Byron's team created a business intelligence report to help generate higher-quality test ideas. The report highlights the compelling impact of social proof. They do not currently feature any social proof on the site, but Byron knows the marketing team recently gathered a set of customer use cases and testimonials. He wants to experiment with adding social proof to a high-traffic spot to see if it helps customers convert.

Hypothesis

The payroll feature is relatively new and unproven in the market, but it is showcased and gets significant traffic. Adding social proof to the page shows visitors more evidence of success and can increase conversions on the Get Started button.

Pages

The URL of the feature page

Audiences

Everyone

Metrics

  • Clicks to Get Started (primary)
  • Clicks to the details page of the feature (secondary)
  • Pageviews for the details page (secondary)
  • Form submissions (secondary)

Editor

Original:

Variation:

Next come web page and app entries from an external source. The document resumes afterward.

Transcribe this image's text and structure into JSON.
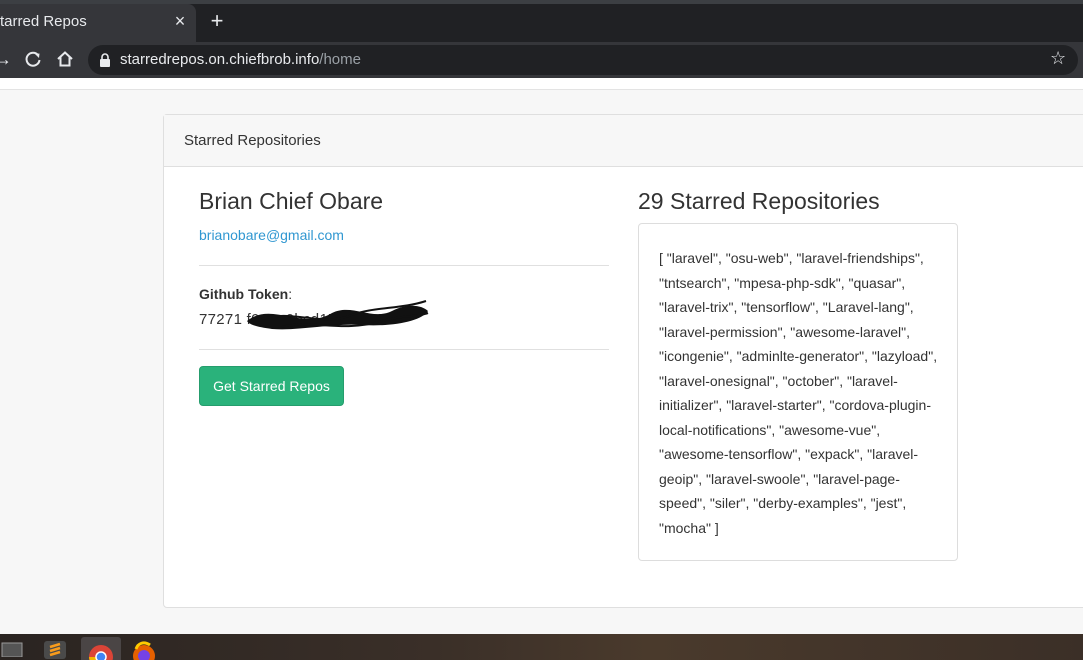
{
  "browser": {
    "tab_title": "tarred Repos",
    "tab_close": "×",
    "new_tab": "+",
    "url_host": "starredrepos.on.chiefbrob.info",
    "url_path": "/home"
  },
  "card": {
    "header": "Starred Repositories",
    "user_name": "Brian Chief Obare",
    "email": "brianobare@gmail.com",
    "token_label": "Github Token",
    "token_value": "77271                            f01ee0bcd17a6",
    "button_label": "Get Starred Repos",
    "count_title": "29 Starred Repositories",
    "repos_text": "[ \"laravel\", \"osu-web\", \"laravel-friendships\", \"tntsearch\", \"mpesa-php-sdk\", \"quasar\", \"laravel-trix\", \"tensorflow\", \"Laravel-lang\", \"laravel-permission\", \"awesome-laravel\", \"icongenie\", \"adminlte-generator\", \"lazyload\", \"laravel-onesignal\", \"october\", \"laravel-initializer\", \"laravel-starter\", \"cordova-plugin-local-notifications\", \"awesome-vue\", \"awesome-tensorflow\", \"expack\", \"laravel-geoip\", \"laravel-swoole\", \"laravel-page-speed\", \"siler\", \"derby-examples\", \"jest\", \"mocha\" ]"
  },
  "colors": {
    "link": "#3097d1",
    "button": "#2ab27b"
  }
}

  1. Select the variation.
  2. Go to Changes > Create.
  3. Select Insert HTML to add a testimonial. 
  4. Insert your text in relation to another element on the page. Click the Magnify icon, then click the selector to position the new text. 
  5. Enter your text under HTML. Under HTML Placement, reposition the inserted text as you like.
  6. Click Save. 
  7. QA with the Preview tool.
  8. Click Start Experiment when ready.

Technical skills

None

Interpret results

  • Win – The results support Byron's hypothesis. He knows that social proof is compelling to his visitors and helps increase the conversion rate. He can build on this by adding a short video to boost the impact of the testimonial. If he knows the industry of some of his visitors, he can personalize the page with testimonials from businesses in the same one. He can also look for other opportunities on the site to experiment with social proof.
  • Lose – The results do not validate his hypothesis. He can segment his results and check whether the variation performed better or worse for any particular groups of visitors.
  • Inconclusive – The change Byron tested may be too small. He can run a low-effort test that makes a bigger impact. For example, he can add a picture to his testimonial to make it more visually compelling. He can find a more dramatic quote or feature the testimonial above the fold.

More resources